  • The disappearance of the woman and her four children has alarmed her husband, as an estimated one million ethnic Uighurs are believed to be held in internment camps in Xinjiang
  • Abdulhamid Tursun, a political refugee in Belgium, said he has not heard from his family since May 31, a few days after they left the embassy under murky circumstances

BEIJING: A Belgian diplomat was expected to travel to China’s restive Xinjiang region on Tuesday to confirm the whereabouts of a Uighur family that was escorted from Belgium’s embassy in Beijing by police last month.
The disappearance of the woman and her four children has alarmed her husband, as an estimated one million ethnic Uighurs and other mostly Muslim minorities are believed to be held in internment camps in Xinjiang.
Abdulhamid Tursun, a political refugee in Belgium, said he has not heard from his family since May 31, a few days after they left the embassy under murky circumstances.
“I am worried about their safety,” he told AFP. “I hope they can safely come be at my side as soon as possible, and our family can reunite.”
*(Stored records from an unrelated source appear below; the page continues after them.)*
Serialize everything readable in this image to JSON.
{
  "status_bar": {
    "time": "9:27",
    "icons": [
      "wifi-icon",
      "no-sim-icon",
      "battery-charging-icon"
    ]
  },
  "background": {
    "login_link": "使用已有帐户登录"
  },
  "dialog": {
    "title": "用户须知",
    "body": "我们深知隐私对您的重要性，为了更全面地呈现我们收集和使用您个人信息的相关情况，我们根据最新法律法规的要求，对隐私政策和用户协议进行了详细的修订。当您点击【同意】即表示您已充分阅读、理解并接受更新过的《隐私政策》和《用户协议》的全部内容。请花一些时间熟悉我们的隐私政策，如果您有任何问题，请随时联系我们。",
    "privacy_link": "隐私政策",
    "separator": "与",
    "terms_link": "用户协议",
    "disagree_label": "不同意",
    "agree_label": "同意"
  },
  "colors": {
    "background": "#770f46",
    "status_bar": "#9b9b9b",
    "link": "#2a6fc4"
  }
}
Belgium’s decision to dispatch a diplomat to Xinjiang comes as the embassy faces criticism for allegedly enabling Chinese police to take the family back to Xinjiang — where they could face detention.
“The case exposes the additional risk Uighurs in China face even if they want to seek help from foreign governments,” said Patrick Poon, China researcher at Amnesty International.
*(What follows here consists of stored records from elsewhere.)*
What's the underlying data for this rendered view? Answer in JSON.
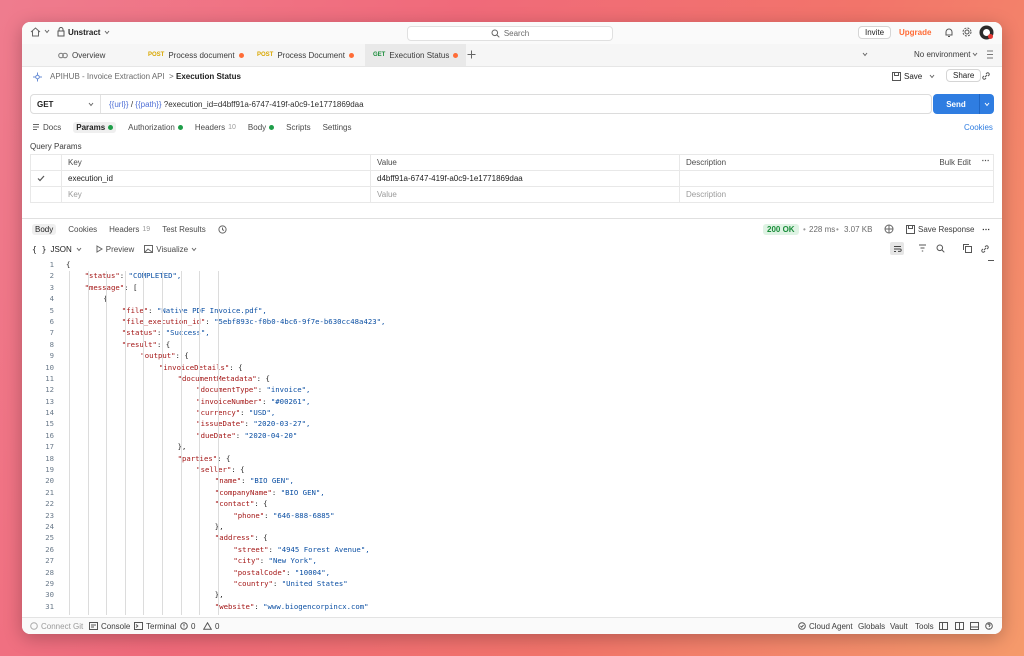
{
  "topbar": {
    "workspace": "Unstract",
    "search_placeholder": "Search",
    "invite": "Invite",
    "upgrade": "Upgrade"
  },
  "tabs": [
    {
      "label": "Overview",
      "method": ""
    },
    {
      "label": "Process document",
      "method": "POST"
    },
    {
      "label": "Process Document",
      "method": "POST"
    },
    {
      "label": "Execution Status",
      "method": "GET"
    }
  ],
  "environment": "No environment",
  "breadcrumb": {
    "collection": "APIHUB - Invoice Extraction API",
    "request": "Execution Status"
  },
  "actions": {
    "save": "Save",
    "share": "Share"
  },
  "request": {
    "method": "GET",
    "url_var1": "{{url}}",
    "url_sep": "/",
    "url_var2": "{{path}}",
    "url_rest": "?execution_id=d4bff91a-6747-419f-a0c9-1e1771869daa",
    "send": "Send"
  },
  "request_tabs": {
    "docs": "Docs",
    "params": "Params",
    "authorization": "Authorization",
    "headers": "Headers",
    "headers_count": "10",
    "body": "Body",
    "scripts": "Scripts",
    "settings": "Settings",
    "cookies": "Cookies"
  },
  "query_params": {
    "title": "Query Params",
    "col_key": "Key",
    "col_value": "Value",
    "col_description": "Description",
    "bulk_edit": "Bulk Edit",
    "row_key": "execution_id",
    "row_value": "d4bff91a-6747-419f-a0c9-1e1771869daa",
    "ph_key": "Key",
    "ph_value": "Value",
    "ph_description": "Description"
  },
  "response_tabs": {
    "body": "Body",
    "cookies": "Cookies",
    "headers": "Headers",
    "headers_count": "19",
    "test_results": "Test Results"
  },
  "response_meta": {
    "status": "200 OK",
    "time": "228 ms",
    "size": "3.07 KB",
    "save_response": "Save Response"
  },
  "view": {
    "format": "JSON",
    "preview": "Preview",
    "visualize": "Visualize"
  },
  "code_lines": [
    {
      "i": 0,
      "k": "",
      "v": "{",
      "t": "p"
    },
    {
      "i": 1,
      "k": "\"status\"",
      "v": "\"COMPLETED\",",
      "t": "s"
    },
    {
      "i": 1,
      "k": "\"message\"",
      "v": "[",
      "t": "p"
    },
    {
      "i": 2,
      "k": "",
      "v": "{",
      "t": "p"
    },
    {
      "i": 3,
      "k": "\"file\"",
      "v": "\"Native PDF Invoice.pdf\",",
      "t": "s"
    },
    {
      "i": 3,
      "k": "\"file_execution_id\"",
      "v": "\"5ebf893c-f0b0-4bc6-9f7e-b630cc48a423\",",
      "t": "s"
    },
    {
      "i": 3,
      "k": "\"status\"",
      "v": "\"Success\",",
      "t": "s"
    },
    {
      "i": 3,
      "k": "\"result\"",
      "v": "{",
      "t": "p"
    },
    {
      "i": 4,
      "k": "\"output\"",
      "v": "{",
      "t": "p"
    },
    {
      "i": 5,
      "k": "\"invoiceDetails\"",
      "v": "{",
      "t": "p"
    },
    {
      "i": 6,
      "k": "\"documentMetadata\"",
      "v": "{",
      "t": "p"
    },
    {
      "i": 7,
      "k": "\"documentType\"",
      "v": "\"invoice\",",
      "t": "s"
    },
    {
      "i": 7,
      "k": "\"invoiceNumber\"",
      "v": "\"#00261\",",
      "t": "s"
    },
    {
      "i": 7,
      "k": "\"currency\"",
      "v": "\"USD\",",
      "t": "s"
    },
    {
      "i": 7,
      "k": "\"issueDate\"",
      "v": "\"2020-03-27\",",
      "t": "s"
    },
    {
      "i": 7,
      "k": "\"dueDate\"",
      "v": "\"2020-04-20\"",
      "t": "s"
    },
    {
      "i": 6,
      "k": "",
      "v": "},",
      "t": "p"
    },
    {
      "i": 6,
      "k": "\"parties\"",
      "v": "{",
      "t": "p"
    },
    {
      "i": 7,
      "k": "\"seller\"",
      "v": "{",
      "t": "p"
    },
    {
      "i": 8,
      "k": "\"name\"",
      "v": "\"BIO GEN\",",
      "t": "s"
    },
    {
      "i": 8,
      "k": "\"companyName\"",
      "v": "\"BIO GEN\",",
      "t": "s"
    },
    {
      "i": 8,
      "k": "\"contact\"",
      "v": "{",
      "t": "p"
    },
    {
      "i": 9,
      "k": "\"phone\"",
      "v": "\"646-888-6885\"",
      "t": "s"
    },
    {
      "i": 8,
      "k": "",
      "v": "},",
      "t": "p"
    },
    {
      "i": 8,
      "k": "\"address\"",
      "v": "{",
      "t": "p"
    },
    {
      "i": 9,
      "k": "\"street\"",
      "v": "\"4945 Forest Avenue\",",
      "t": "s"
    },
    {
      "i": 9,
      "k": "\"city\"",
      "v": "\"New York\",",
      "t": "s"
    },
    {
      "i": 9,
      "k": "\"postalCode\"",
      "v": "\"10004\",",
      "t": "s"
    },
    {
      "i": 9,
      "k": "\"country\"",
      "v": "\"United States\"",
      "t": "s"
    },
    {
      "i": 8,
      "k": "",
      "v": "},",
      "t": "p"
    },
    {
      "i": 8,
      "k": "\"website\"",
      "v": "\"www.biogencorpincx.com\"",
      "t": "s"
    }
  ],
  "footer": {
    "connect_git": "Connect Git",
    "console": "Console",
    "terminal": "Terminal",
    "errors": "0",
    "warnings": "0",
    "cloud_agent": "Cloud Agent",
    "globals": "Globals",
    "vault": "Vault",
    "tools": "Tools"
  }
}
“The Belgian embassy set an extremely bad example of how governments put economic interests above human rights,” he told AFP.
China’s foreign ministry and the Xinjiang government did not immediately respond to AFP requests for comment.
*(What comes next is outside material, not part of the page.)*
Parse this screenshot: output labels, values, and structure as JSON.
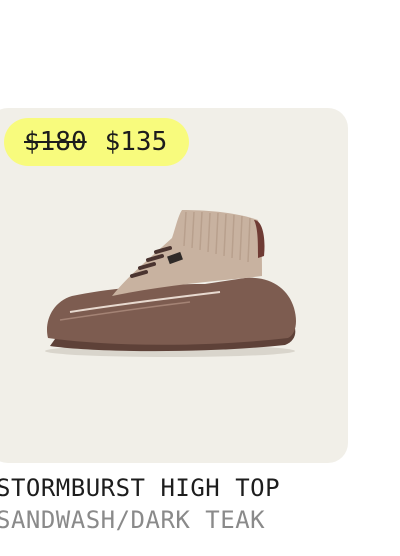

The mother, Horiyat Abula, and her four children traveled to Beijing at the end of May to complete missing paperwork for their family reunification visas.
According to Tursun, his wife and children panicked upon learning it would take “at least three months” for their visas to be approved and refused to leave the embassy.
They were afraid to return to their hotel because police had visited them multiple times since they arrived in Beijing, he explained.
“The police came in the middle of the night, asking why they came to Beijing, when they would return,” he said. “They were very scared, they didn’t sleep all night.”
The embassy offered to accompany Abula and her four children back to their hotel, but they “refused to leave the embassy in a kind of sit-in,” a Belgian ministry spokesman told AFP.
In an interview published Tuesday, Belgian Foreign Minister Didier Reynders told Le Soir newspaper that the diplomatic police “asked the family to leave the premises” and the situation was explained to the father the next day.
An embassy is not intended to “lodge people” applying for visas, he said.
In the end, Chinese police “escorted them away,” the Belgian ministry spokesman told AFP.
A few days later, Abula and her children were taken away by Xinjiang police, her husband said, and he has not heard from her since.
Reynders told the Belga news agency on Monday that the diplomat would go to the address given by the father to check if “everything is going well” with them.
“My only concern here is that we can reunite the family,” he told Belga.
On Monday the foreign ministry did not have confirmation that they were at home.
The case highlights the barriers Uighurs face in attempting to leave China.
According to human rights groups, authorities in Xinjiang have confiscated passports of Uighurs, making it difficult for them to join their relatives overseas.
Abula and her children too have struggled to obtain passports — an issue that Belgium’s ambassador will take up with China’s director of consular affairs, Reynders told Belga.
Abula applied for a passport in 2017, but never received one, according to receipts seen by AFP.
Tursun believes that the family “took a risk” by traveling outside Xinjiang in the first place.
“If my family then returns to (Xinjiang’s capital) Urumqi, it’s very likely that they will be sent to a concentration camp,” he wrote in March in an email to a non-profit helping the family with their visa application.